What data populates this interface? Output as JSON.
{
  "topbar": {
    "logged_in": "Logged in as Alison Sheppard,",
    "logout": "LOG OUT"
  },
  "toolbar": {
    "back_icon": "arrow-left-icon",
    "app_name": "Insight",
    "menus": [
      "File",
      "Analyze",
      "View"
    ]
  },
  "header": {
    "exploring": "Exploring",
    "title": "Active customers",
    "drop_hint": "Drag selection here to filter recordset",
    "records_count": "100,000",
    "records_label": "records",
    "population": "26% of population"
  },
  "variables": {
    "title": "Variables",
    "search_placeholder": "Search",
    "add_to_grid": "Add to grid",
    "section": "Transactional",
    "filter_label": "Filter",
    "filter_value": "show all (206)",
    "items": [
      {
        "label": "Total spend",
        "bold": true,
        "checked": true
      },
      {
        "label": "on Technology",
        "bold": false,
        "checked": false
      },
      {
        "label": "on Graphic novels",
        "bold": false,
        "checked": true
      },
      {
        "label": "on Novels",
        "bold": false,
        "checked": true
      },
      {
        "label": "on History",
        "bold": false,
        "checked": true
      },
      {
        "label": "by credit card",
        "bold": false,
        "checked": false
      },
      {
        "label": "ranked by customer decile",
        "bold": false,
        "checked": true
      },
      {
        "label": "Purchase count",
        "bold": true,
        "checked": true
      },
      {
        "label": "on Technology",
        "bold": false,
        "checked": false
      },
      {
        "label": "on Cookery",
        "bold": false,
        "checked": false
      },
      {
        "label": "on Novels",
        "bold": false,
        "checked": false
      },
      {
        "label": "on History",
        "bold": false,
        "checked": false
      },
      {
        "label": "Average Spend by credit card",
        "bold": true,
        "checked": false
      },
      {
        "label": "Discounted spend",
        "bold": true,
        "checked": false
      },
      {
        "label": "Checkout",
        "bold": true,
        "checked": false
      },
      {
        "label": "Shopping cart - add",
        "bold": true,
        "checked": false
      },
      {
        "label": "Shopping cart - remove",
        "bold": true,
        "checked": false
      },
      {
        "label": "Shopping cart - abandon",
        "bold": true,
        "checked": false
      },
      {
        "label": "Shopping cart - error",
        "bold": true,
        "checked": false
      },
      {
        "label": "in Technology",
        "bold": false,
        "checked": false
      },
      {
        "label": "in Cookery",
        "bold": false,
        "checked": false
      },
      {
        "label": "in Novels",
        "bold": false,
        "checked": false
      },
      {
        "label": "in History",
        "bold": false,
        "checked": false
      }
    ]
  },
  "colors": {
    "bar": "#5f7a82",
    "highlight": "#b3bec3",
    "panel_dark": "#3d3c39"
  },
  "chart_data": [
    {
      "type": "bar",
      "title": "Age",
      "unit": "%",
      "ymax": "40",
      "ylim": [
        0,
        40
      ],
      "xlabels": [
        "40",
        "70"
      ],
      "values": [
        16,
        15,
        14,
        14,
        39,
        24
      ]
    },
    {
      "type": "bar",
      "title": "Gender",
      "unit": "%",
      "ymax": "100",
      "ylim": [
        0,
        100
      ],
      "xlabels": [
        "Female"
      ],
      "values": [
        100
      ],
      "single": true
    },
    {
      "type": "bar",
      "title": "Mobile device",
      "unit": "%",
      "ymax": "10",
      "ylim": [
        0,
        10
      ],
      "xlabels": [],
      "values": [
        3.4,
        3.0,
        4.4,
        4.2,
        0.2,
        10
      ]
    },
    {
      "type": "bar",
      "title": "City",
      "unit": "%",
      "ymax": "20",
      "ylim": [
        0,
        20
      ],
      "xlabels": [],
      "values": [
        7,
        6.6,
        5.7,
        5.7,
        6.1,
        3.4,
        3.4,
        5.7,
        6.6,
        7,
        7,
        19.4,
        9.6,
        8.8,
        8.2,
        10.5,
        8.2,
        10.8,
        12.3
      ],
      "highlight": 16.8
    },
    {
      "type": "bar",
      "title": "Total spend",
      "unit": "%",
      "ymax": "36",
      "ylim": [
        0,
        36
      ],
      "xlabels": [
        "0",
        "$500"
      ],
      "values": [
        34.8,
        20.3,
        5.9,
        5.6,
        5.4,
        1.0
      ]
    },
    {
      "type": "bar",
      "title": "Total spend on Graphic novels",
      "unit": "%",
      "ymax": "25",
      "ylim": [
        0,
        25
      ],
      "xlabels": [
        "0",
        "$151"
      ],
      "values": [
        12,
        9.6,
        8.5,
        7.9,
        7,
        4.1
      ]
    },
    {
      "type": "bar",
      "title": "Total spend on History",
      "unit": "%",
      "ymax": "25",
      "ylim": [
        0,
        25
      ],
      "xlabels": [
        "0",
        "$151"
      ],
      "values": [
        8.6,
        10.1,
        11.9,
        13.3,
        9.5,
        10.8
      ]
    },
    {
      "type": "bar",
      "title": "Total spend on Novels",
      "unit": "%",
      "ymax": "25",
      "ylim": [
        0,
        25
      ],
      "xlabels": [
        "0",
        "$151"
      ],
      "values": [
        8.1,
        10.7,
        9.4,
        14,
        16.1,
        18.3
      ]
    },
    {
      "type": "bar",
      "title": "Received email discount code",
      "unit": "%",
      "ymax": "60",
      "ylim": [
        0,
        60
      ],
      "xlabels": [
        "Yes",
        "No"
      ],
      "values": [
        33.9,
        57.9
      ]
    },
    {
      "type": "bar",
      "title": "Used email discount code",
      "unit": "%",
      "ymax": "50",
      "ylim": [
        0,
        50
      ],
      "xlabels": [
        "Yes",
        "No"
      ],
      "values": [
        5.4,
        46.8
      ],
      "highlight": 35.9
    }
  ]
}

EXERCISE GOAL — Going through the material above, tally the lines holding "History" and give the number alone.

RESPONSE AREA — 4